To his credit, Billy Graham himself never bought into the rage. He was too dignified for that . . . and probably too smart. But his theological children (not to mention his biological child, Franklin Graham) became so angry at their mistreatment that they invested their religious view with a furious edge that, though it is now dulling, has cut a terrible swath through American life. What's more, their rage was a ripe pick for various conservative operatives and Market Fundamentalists who used it to advance their own causes. Who knows how long it will take for the effects of this sad chapter to subside?

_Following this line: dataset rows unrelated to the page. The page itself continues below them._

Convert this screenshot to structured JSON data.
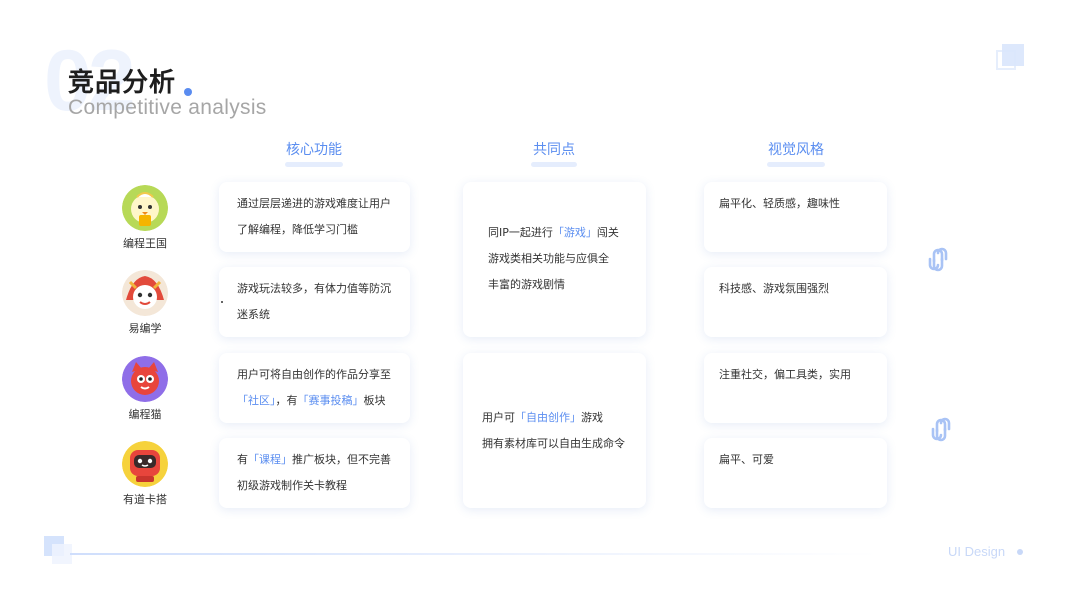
{
  "header": {
    "number": "02",
    "title": "竞品分析",
    "subtitle": "Competitive analysis"
  },
  "columns": {
    "core": "核心功能",
    "common": "共同点",
    "visual": "视觉风格"
  },
  "apps": [
    {
      "name": "编程王国",
      "icon": "chick-icon"
    },
    {
      "name": "易编学",
      "icon": "character-icon"
    },
    {
      "name": "编程猫",
      "icon": "cat-icon"
    },
    {
      "name": "有道卡搭",
      "icon": "robot-icon"
    }
  ],
  "core": {
    "c0": {
      "line1": "通过层层递进的游戏难度让用户",
      "line2": "了解编程，降低学习门槛"
    },
    "c1": {
      "line1": "游戏玩法较多，有体力值等防沉",
      "line2": "迷系统"
    },
    "c2": {
      "l1": "用户可将自由创作的作品分享至",
      "q1": "「社区」",
      "mid": "，有",
      "q2": "「赛事投稿」",
      "tail": "板块"
    },
    "c3": {
      "a": "有",
      "q": "「课程」",
      "b": "推广板块，但不完善",
      "line2": "初级游戏制作关卡教程"
    }
  },
  "common": {
    "g0": {
      "a": "同IP一起进行",
      "q": "「游戏」",
      "b": "闯关",
      "line2": "游戏类相关功能与应俱全",
      "line3": "丰富的游戏剧情"
    },
    "g1": {
      "a": "用户可",
      "q": "「自由创作」",
      "b": "游戏",
      "line2": "拥有素材库可以自由生成命令"
    }
  },
  "visual": [
    "扁平化、轻质感，趣味性",
    "科技感、游戏氛围强烈",
    "注重社交，偏工具类，实用",
    "扁平、可爱"
  ],
  "footer": {
    "label": "UI Design"
  },
  "colors": {
    "accent": "#5b8ef0",
    "light": "#e5edfd"
  }
}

I am an unreconstructed liberal/progressive Christian. (I am told that "convergent" is the adjective of choice now, but I'm not there yet.) I have plenty of disagreements with Billy Graham, and it is easy to critique some of his mistakes (his anti-Jewish conversations with Richard Nixon are particularly noxious). But I am also of the opinion that the recent decades of fundamentalist and evangelical wrath, while not traceable to a single cause, can be laid just as easily at the feet of us liberals and our intellectual snobbery as it can at the feet of this essentially gentle and good man who, in his 95th year, is looking back over a remarkable career. In my view, the gift of humility would have served my people well. For that matter, with Dr. Graham still offering a worthy example, it would serve us all well.